We might think about water at the gym and the importance of staying hydrated, but may not think regularly about hydrating throughout the day. The consideration for hydration is especially important during the hot summer months and extremely important for seniors as they are especially prone to dehydration which could cause serious health problems.
Five Important Functions of Water to the Human Body:
1. Water makes up 90% of the human body
2. Water is essential to your energy level and your body’s ability to process its food.
3. Water is necessary to remove toxins from the body through urine, sweat, and the liver.
4. The nervous system depends on ions from water to function.
5. Water helps to prevent UTI’s in senior; which is especially prominent in senior women and can lead to disruptive changes in behavior.
Bodily processes can suffer even if a senior is drinking some water, but not enough. A good rule of thumb is to try to replace the average water output of 2.5 liters of day. We release water through urination, expelling of waste, sweat, and breathing. We should try to replenish our water output regularly. Many agencies like the Institute of Medicine, is recommending to exceed the previously suggested 8 ounces a day and is suggesting a total volume of 3.7 liters (15 cups) for men and 2.7 liters for women in order to maintain a healthy body. Water consumption is particularly important if you regularly consume soda, alcohol, or other substances that dry out the body.
All of this applies to people of any age, but it’s especially important to seniors, who are at higher risk for dehydration than the rest of us. Some of the reasons seniors get dehydrated include:
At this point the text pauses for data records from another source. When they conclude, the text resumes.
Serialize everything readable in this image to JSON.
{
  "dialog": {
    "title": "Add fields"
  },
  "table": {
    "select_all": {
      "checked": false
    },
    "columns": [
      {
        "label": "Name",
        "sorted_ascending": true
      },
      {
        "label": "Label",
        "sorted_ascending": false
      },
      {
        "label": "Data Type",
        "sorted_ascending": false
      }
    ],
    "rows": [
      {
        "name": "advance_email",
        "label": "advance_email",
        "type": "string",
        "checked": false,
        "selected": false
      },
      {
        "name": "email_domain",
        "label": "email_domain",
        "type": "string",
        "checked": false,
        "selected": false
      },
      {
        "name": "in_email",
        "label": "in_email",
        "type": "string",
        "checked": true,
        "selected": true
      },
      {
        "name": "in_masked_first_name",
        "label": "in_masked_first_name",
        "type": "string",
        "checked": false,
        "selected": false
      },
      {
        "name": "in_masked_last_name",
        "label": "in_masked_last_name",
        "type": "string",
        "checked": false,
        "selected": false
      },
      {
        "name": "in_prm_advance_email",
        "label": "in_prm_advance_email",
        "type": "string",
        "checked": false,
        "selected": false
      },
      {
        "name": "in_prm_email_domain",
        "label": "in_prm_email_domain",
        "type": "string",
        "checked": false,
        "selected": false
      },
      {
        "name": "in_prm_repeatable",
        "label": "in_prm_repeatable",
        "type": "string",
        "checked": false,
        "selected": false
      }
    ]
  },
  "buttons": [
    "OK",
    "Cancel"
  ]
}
• Decreased appetite, which leads to less water intake through food and with meals
• Decreased thirst, even when water is needed
• Loss of body mass, which corresponds to a lower water content in the body
• Taking diuretic medicines (medications that dry you out)
• Incontinence, and an intentional decision to drink less water to avoid going to the bathroom
• Mobility issues and difficulty getting a drink
Is your Loved One Dehydrated?
There are signs you can look for that may tell you if your loved one is dehydrated. Many of these signs can be mistaken for other things, and are often ignored—but they are worth noticing and taking seriously. These signs include:
• Frequent headaches
• Chapped lips or cracking skin
• Confusion or disorientation
• No need to go to the bathroom
Some of these signs can also be symptoms of other common conditions for the senior adults, such as Alzheimer’s disease or diabetes. Dehydration can “work together” with other conditions to make seemingly small medical problems much more serious. It can result in more frequent illness or increased hospitalizaions. Keeping seniors hydrated is vital to their safety.
How to Keep Hydrated
• Serving balanced, healthy meals that seniors enjoy eating
• Knowing which beverage your loved one likes and regularly offering it to them
• Making sure water is within reach at all times in our hydration stations around the community
• Serving smaller, but more frequent beverages so seniors don’t feel they’re having “too much”
• Minimizing coffee, tea or sugary beverages which dry out the body
• Making sure cups are easy to use, with handles or sipping straws as needed
In addition, watch for signs of dehydration and consider dehydration as a factor if a senior is experiencing any health complaints. These are just a few of the small ways to create a better living environment for senior adults and contributes to positive health outcomes.